If there is one thing better than Marc Faber providing a free, must-watch (and listen) 50 minute lecture on virtually everything that has transpired in the end days of modern capitalism, starting with who caused it, adjustable rate mortgages, leverage, why did the Fed let Lehman fail, why was AIG bailed out, quantitative easing, Operation Twist, where the interest on the debt is going, which bubbles he is most concerned about, a discussion of gold and silver, and culminating with his views on a world reserve currency, is him saying the following: "The views of the Keynesians like Mr. Krugman is that the fiscal deficits are far too small. One of the problems of the crisis is that it was caused by government intervention with fiscal and monetary measures. Now they tells us we didn't intervene enough. If they really believe that they should go and live in North Korea where you have a communist system. There the government intervenes into every aspect of the economy. And look at the economic performance of North Korea." Priceless.
If you want to send a roomful of 100 wealth managers into an icy chill, have Russell Napier address them. Napier’s presentation, “Deflation in an Age of Fiat Currency,” is thought-provoking, and the precise polar opposite of investing as usual. US stock markets aren’t cheap, not by a long chalk. Napier, like us, favors the 10-year cyclically adjusted price / earnings ratio, or CAPE, as the best metric to assess the affordability of the market. At around 21, the US market’s CAPE is near the top end of its historic range. The S&P 500 stock index currently trades at a level of around 1400. Napier believes it will reach its bear market nadir at around 450, driven by a loss of faith in US Treasury bonds, and in the dollar, by foreigners.
Courtesy of Calibrated Confidence, here are the 50 charts that lull Marc Faber to a deep, peaceful slumber each night.
Kyle Bass, Larry Edelson, Charles Nenner, Jim Rogers and Marc Faber Predict Widespread War
Chairman of the LBMA David Gornall told the conference, “When comparing China to the U.S., it would seem that in China, gold asset allocation can only go in one direction. The country has only 2% of its reserves in the form of gold compared with the U.S. at 75%.” The People’s Bank of China hasn’t disclosed any changes to its gold holdings since 2009, when it said they had risen a whopping 76% to 1,054 metric tons.

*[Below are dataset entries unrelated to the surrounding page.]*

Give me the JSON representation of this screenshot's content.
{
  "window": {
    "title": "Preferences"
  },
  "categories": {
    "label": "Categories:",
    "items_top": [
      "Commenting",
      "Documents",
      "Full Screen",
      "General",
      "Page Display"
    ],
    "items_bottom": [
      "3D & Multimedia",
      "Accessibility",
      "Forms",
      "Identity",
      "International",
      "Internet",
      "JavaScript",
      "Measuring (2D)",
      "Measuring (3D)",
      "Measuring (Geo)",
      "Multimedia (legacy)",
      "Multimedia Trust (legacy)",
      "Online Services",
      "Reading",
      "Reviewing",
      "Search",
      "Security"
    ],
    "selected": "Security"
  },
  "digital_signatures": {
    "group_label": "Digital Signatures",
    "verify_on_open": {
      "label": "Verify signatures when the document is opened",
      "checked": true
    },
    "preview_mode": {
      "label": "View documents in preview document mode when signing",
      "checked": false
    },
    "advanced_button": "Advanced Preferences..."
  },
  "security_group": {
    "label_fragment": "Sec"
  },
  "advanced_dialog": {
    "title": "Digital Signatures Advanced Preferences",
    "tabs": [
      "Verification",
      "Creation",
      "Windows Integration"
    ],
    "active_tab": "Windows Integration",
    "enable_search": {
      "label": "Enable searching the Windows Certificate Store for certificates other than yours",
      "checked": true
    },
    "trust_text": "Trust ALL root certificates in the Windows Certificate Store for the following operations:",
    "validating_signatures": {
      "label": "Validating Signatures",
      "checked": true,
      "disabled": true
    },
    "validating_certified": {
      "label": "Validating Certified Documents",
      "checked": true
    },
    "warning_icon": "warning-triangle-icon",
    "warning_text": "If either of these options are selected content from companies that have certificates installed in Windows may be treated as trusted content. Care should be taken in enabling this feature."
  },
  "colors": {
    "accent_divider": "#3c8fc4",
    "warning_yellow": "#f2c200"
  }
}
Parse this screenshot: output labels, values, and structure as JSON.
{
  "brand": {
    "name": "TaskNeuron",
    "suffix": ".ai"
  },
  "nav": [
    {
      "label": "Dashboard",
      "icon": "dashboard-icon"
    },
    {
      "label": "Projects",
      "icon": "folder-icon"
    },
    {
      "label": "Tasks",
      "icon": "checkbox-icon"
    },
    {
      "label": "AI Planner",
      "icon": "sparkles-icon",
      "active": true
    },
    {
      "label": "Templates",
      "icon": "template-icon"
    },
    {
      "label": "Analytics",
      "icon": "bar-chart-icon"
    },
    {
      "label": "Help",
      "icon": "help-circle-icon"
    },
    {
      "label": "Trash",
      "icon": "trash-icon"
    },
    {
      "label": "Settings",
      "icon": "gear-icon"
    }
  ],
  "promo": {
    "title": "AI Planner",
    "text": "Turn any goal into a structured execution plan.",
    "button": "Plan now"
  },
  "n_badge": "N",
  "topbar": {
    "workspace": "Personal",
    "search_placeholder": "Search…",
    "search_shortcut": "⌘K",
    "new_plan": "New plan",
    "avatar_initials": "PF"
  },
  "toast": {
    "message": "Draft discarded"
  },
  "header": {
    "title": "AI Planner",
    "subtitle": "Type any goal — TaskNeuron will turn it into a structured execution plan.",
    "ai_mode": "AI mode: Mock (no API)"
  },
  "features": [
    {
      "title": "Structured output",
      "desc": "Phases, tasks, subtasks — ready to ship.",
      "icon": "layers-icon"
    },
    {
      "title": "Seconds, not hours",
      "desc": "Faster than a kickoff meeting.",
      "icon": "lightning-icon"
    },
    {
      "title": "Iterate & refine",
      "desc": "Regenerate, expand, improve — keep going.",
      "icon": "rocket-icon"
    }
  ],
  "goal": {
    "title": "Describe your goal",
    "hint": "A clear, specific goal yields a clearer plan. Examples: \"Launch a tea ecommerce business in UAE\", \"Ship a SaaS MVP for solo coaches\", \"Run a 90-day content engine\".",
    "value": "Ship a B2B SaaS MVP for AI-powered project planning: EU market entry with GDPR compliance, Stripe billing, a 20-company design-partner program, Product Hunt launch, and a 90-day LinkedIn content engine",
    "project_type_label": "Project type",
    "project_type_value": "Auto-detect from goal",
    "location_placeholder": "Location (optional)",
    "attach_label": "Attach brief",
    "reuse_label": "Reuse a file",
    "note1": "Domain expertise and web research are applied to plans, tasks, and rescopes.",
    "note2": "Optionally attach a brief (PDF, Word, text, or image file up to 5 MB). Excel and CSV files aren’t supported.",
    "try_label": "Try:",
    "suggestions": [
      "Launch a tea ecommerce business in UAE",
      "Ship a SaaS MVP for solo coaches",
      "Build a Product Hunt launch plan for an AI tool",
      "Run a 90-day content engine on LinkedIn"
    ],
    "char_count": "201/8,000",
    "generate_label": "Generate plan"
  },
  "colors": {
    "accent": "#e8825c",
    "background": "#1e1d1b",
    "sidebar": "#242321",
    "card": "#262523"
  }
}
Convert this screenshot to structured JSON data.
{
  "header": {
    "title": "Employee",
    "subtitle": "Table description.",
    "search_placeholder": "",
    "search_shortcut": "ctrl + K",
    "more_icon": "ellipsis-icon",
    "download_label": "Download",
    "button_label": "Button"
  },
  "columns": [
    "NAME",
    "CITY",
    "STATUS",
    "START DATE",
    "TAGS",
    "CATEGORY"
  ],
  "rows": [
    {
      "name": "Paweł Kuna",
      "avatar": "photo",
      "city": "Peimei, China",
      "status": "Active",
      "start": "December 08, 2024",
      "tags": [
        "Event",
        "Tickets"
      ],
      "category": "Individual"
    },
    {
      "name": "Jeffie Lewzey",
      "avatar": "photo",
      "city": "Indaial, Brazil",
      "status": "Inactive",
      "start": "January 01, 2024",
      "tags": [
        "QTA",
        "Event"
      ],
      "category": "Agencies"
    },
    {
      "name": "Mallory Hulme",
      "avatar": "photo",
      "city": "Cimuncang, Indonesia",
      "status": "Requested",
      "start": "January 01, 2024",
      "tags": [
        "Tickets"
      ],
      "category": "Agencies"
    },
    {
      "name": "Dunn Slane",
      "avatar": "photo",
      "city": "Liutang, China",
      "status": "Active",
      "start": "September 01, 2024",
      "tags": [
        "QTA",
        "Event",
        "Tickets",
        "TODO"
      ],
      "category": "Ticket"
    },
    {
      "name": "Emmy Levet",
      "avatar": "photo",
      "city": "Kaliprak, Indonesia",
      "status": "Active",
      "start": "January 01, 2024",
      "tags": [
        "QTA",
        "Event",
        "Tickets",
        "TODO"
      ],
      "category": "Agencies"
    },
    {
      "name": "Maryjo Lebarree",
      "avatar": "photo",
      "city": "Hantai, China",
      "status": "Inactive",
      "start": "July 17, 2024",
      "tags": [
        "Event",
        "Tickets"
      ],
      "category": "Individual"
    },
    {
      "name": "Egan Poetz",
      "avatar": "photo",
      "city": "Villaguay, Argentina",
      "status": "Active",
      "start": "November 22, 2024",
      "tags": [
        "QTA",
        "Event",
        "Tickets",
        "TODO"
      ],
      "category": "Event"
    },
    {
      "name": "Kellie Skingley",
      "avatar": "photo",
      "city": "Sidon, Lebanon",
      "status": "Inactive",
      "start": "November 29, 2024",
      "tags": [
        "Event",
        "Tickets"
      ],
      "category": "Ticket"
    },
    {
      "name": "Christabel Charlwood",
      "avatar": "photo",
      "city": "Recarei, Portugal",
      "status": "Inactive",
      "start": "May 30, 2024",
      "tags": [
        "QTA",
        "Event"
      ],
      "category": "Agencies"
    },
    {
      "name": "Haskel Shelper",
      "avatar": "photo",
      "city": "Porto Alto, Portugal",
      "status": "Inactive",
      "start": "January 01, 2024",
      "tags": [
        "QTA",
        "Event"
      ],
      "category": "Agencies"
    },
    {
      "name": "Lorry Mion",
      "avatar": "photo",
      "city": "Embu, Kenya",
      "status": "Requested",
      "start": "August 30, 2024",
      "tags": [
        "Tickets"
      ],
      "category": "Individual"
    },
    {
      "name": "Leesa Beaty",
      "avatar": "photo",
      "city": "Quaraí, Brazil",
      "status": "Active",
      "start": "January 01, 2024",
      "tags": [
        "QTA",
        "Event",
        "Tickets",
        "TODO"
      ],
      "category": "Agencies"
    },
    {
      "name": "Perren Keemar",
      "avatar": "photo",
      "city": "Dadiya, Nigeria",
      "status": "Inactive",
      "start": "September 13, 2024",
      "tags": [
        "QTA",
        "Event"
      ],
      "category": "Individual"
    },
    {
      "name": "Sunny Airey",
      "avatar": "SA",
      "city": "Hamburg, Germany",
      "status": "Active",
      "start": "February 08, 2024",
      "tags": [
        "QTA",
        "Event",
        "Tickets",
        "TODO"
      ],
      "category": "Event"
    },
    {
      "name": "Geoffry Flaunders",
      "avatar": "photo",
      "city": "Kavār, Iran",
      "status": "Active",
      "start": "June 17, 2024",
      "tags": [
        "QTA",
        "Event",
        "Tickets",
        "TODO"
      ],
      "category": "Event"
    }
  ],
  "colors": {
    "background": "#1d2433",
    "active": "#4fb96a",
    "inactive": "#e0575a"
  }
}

While the U.S., Germany, Italy and France keep more than 70% of reserves in gold, China’s share is less than 2%. “Prices have recently been supported by official sector buying,” Gornall said today, without listing any central bank. “Will the gap between the amount of gold held in reserve by the developing markets and that of the developed world close?” Brazil, South Korea and Russia have all added gold reserves this year data from the International Monetary Fund show. Nations bought 254.2 tons in the first six months and may increase to 500 tons this year, the World Gold Council said in August, exceeding the 456 tons added in 2011. China has the world’s largest foreign-exchange reserves, totaling $3.29 trillion in September, according to data by Bloomberg.
Trish Regan and Adam Johnson do their best to hold themselves together in this sublime rant by 'Gloom, Boom & Doom's Marc Faber on Bloomberg TV as he sees Obama's re-election as "very negative for the economy". From his view that the market should be down at least 20% - and maybe 50%, to the implied ignorance of both of the candidates, he believes fervently that the "standards of living of people in the western hemisphere will continue to decline." Faber views Obama's re-election as one of many unintended consequences of market manipulation (since Democrat attacks on the wealthy were 'enabled' by their profiteering from Bernanke's money printing) and sees the need to protect one's assets "with a gun, a machine gun... or perhaps a tank." He concludes with a stunner as he exclaims his view doubting Obama will make it through the whole four-year term because "there will be so many scandals" since "there is so much smoke, there must be some fire!"